● Activity: Write all of the entries out again exactly.

● Information:
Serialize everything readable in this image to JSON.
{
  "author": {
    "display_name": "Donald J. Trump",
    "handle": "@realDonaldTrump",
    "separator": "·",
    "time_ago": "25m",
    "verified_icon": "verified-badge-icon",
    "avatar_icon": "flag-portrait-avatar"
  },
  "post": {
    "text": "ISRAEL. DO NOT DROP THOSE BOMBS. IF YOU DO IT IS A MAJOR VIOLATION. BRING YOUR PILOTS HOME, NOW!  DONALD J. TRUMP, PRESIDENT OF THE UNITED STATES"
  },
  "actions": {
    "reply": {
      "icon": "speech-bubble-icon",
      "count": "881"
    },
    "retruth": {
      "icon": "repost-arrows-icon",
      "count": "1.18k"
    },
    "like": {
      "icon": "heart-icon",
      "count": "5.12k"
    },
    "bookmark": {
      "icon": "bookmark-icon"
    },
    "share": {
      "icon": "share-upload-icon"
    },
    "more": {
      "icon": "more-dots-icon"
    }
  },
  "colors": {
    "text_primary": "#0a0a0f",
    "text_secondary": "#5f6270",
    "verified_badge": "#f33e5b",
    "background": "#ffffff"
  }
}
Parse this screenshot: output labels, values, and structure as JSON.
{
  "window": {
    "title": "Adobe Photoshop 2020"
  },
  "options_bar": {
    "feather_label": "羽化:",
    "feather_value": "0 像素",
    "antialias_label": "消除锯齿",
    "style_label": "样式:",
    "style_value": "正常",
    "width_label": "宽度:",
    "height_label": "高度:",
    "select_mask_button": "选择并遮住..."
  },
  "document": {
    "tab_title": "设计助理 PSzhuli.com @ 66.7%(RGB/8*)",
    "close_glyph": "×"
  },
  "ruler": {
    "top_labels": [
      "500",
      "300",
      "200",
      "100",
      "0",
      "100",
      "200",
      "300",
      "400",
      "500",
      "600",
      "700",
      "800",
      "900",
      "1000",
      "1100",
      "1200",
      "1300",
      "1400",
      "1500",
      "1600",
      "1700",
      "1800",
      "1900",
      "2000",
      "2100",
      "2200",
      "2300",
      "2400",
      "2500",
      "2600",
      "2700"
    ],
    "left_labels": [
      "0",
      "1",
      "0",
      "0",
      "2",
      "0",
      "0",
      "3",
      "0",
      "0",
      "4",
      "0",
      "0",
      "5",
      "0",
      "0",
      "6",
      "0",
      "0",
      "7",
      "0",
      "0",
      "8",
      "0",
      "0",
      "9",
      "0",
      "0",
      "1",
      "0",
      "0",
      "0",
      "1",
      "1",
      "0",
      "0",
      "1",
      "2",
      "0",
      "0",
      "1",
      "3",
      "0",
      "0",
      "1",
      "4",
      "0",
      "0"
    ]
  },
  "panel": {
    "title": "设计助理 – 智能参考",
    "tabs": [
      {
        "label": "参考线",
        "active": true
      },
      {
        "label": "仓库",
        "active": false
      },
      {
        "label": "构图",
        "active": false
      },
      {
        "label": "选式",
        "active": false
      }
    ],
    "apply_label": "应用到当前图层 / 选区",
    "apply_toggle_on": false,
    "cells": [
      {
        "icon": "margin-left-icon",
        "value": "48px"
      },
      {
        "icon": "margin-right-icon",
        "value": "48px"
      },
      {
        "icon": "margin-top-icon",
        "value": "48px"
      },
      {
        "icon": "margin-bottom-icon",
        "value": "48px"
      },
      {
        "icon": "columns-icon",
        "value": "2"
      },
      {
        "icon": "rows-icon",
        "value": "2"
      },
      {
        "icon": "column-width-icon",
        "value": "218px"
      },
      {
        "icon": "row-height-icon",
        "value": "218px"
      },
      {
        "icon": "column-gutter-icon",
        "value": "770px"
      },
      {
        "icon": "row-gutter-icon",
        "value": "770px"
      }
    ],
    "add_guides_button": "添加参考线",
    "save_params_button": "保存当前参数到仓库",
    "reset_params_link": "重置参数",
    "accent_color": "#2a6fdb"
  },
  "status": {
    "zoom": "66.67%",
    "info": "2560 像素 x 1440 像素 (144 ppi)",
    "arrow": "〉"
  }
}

● Task response:
Serialize everything readable in this image to JSON.
{
  "author": {
    "display_name": "Donald J. Trump",
    "handle": "@realDonaldTrump",
    "separator": "·",
    "time_ago": "25m",
    "verified_icon": "verified-badge-icon",
    "avatar_icon": "flag-portrait-avatar"
  },
  "post": {
    "text": "ISRAEL. DO NOT DROP THOSE BOMBS. IF YOU DO IT IS A MAJOR VIOLATION. BRING YOUR PILOTS HOME, NOW!  DONALD J. TRUMP, PRESIDENT OF THE UNITED STATES"
  },
  "actions": {
    "reply": {
      "icon": "speech-bubble-icon",
      "count": "881"
    },
    "retruth": {
      "icon": "repost-arrows-icon",
      "count": "1.18k"
    },
    "like": {
      "icon": "heart-icon",
      "count": "5.12k"
    },
    "bookmark": {
      "icon": "bookmark-icon"
    },
    "share": {
      "icon": "share-upload-icon"
    },
    "more": {
      "icon": "more-dots-icon"
    }
  },
  "colors": {
    "text_primary": "#0a0a0f",
    "text_secondary": "#5f6270",
    "verified_badge": "#f33e5b",
    "background": "#ffffff"
  }
}
Parse this screenshot: output labels, values, and structure as JSON.
{
  "window": {
    "title": "Adobe Photoshop 2020"
  },
  "options_bar": {
    "feather_label": "羽化:",
    "feather_value": "0 像素",
    "antialias_label": "消除锯齿",
    "style_label": "样式:",
    "style_value": "正常",
    "width_label": "宽度:",
    "height_label": "高度:",
    "select_mask_button": "选择并遮住..."
  },
  "document": {
    "tab_title": "设计助理 PSzhuli.com @ 66.7%(RGB/8*)",
    "close_glyph": "×"
  },
  "ruler": {
    "top_labels": [
      "500",
      "300",
      "200",
      "100",
      "0",
      "100",
      "200",
      "300",
      "400",
      "500",
      "600",
      "700",
      "800",
      "900",
      "1000",
      "1100",
      "1200",
      "1300",
      "1400",
      "1500",
      "1600",
      "1700",
      "1800",
      "1900",
      "2000",
      "2100",
      "2200",
      "2300",
      "2400",
      "2500",
      "2600",
      "2700"
    ],
    "left_labels": [
      "0",
      "1",
      "0",
      "0",
      "2",
      "0",
      "0",
      "3",
      "0",
      "0",
      "4",
      "0",
      "0",
      "5",
      "0",
      "0",
      "6",
      "0",
      "0",
      "7",
      "0",
      "0",
      "8",
      "0",
      "0",
      "9",
      "0",
      "0",
      "1",
      "0",
      "0",
      "0",
      "1",
      "1",
      "0",
      "0",
      "1",
      "2",
      "0",
      "0",
      "1",
      "3",
      "0",
      "0",
      "1",
      "4",
      "0",
      "0"
    ]
  },
  "panel": {
    "title": "设计助理 – 智能参考",
    "tabs": [
      {
        "label": "参考线",
        "active": true
      },
      {
        "label": "仓库",
        "active": false
      },
      {
        "label": "构图",
        "active": false
      },
      {
        "label": "选式",
        "active": false
      }
    ],
    "apply_label": "应用到当前图层 / 选区",
    "apply_toggle_on": false,
    "cells": [
      {
        "icon": "margin-left-icon",
        "value": "48px"
      },
      {
        "icon": "margin-right-icon",
        "value": "48px"
      },
      {
        "icon": "margin-top-icon",
        "value": "48px"
      },
      {
        "icon": "margin-bottom-icon",
        "value": "48px"
      },
      {
        "icon": "columns-icon",
        "value": "2"
      },
      {
        "icon": "rows-icon",
        "value": "2"
      },
      {
        "icon": "column-width-icon",
        "value": "218px"
      },
      {
        "icon": "row-height-icon",
        "value": "218px"
      },
      {
        "icon": "column-gutter-icon",
        "value": "770px"
      },
      {
        "icon": "row-gutter-icon",
        "value": "770px"
      }
    ],
    "add_guides_button": "添加参考线",
    "save_params_button": "保存当前参数到仓库",
    "reset_params_link": "重置参数",
    "accent_color": "#2a6fdb"
  },
  "status": {
    "zoom": "66.67%",
    "info": "2560 像素 x 1440 像素 (144 ppi)",
    "arrow": "〉"
  }
}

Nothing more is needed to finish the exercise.